VDO speedometers are pretty trouble-free, for the most part. However the ODOMETER portion gets tired after while and in order put them into good fettle once again, they have to come apart. This isn't a real easy thing to do, assuming you don't want that nice chrome bezel all boogered up.
This is the anti-booger tool that I designed and built. It clamps the speedo just right, and the handle [with a wedge tool attached to the speedo end] peels the chrome bezel off, slick as a whistle, without damaging the bezel. SLICK!
I have to take off the speedo needle in order to get the number face off, in order to take the speedo apart to get to the odometer bits that go South. The needle is fragile. I'm using a little puller tool that I built--to pull the needle without doing a booger job on it, either. Gentle is the name of the game when working with speedometers!
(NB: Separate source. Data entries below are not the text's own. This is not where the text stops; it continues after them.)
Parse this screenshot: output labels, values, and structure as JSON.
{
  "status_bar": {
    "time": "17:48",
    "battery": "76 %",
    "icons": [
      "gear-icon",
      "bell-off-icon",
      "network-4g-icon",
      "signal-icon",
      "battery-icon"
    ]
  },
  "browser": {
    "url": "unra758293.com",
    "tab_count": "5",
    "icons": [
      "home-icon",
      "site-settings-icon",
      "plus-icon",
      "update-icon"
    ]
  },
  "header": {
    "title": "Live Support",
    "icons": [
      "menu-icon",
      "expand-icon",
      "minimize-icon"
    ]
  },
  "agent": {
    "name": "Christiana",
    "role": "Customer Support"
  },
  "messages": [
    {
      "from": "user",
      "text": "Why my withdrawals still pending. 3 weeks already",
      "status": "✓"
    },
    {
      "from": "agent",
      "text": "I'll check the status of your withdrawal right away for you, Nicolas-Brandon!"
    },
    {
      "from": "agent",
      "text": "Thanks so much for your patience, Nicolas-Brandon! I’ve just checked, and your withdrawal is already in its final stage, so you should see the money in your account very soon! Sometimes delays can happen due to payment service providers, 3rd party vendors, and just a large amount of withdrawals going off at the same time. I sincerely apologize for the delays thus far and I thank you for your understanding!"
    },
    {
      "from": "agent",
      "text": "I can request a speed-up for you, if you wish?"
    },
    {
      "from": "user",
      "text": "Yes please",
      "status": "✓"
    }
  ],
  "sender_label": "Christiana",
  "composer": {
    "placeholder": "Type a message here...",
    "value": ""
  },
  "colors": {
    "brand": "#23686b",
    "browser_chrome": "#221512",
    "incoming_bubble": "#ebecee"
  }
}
Voila! the face is off and I have the front half of the speedo in my left hand. I've set aside the rear portion of the unit. I'm pointing to a plastic gear that is in the chain of gears that drives the odometer [and the trip meter as well]. Unfortunately, this easy-to-get-to plastic gear is NOT the one that gives up the ship in these speedometers. ARRRGGGHHH!
See that little brass gear? That little sucker isn't the one that goes tango uniform, either. But it has to be pulled to get to the bad one. The bad one is the GREY pot metal gear just to the right of the numbers register that is on the bottom in this photo, between the last register and the speedo frame. I built the little puller I'm holding. That little sucker pulls that wee brass gear quite nicely. THEN...I can take the numbers drums out, get the bad Grey gear [called an "advancer"], replace it and chuck it all back together. Fun times!
I hate to re-create wheels. So I spent time drawing [in rather a lot of detail] exploded views of all the gubbins in these speedometers. Makes the process of disassembly, cleaning, repair, oiling and reassembly a whole lot easier. So if your odometer refuses to odo, I can make it all better once again, because, see...I speak speedometer...HA!
I've been repairing these VDO speedos for some years now. I don't see them as some sort of mysterious device that can only be repaired after a lot of money has changed hands. Give me a shout--let's talk about what it takes to fix the VDO speedo in your wee Saab.
City Car Design
6 years ago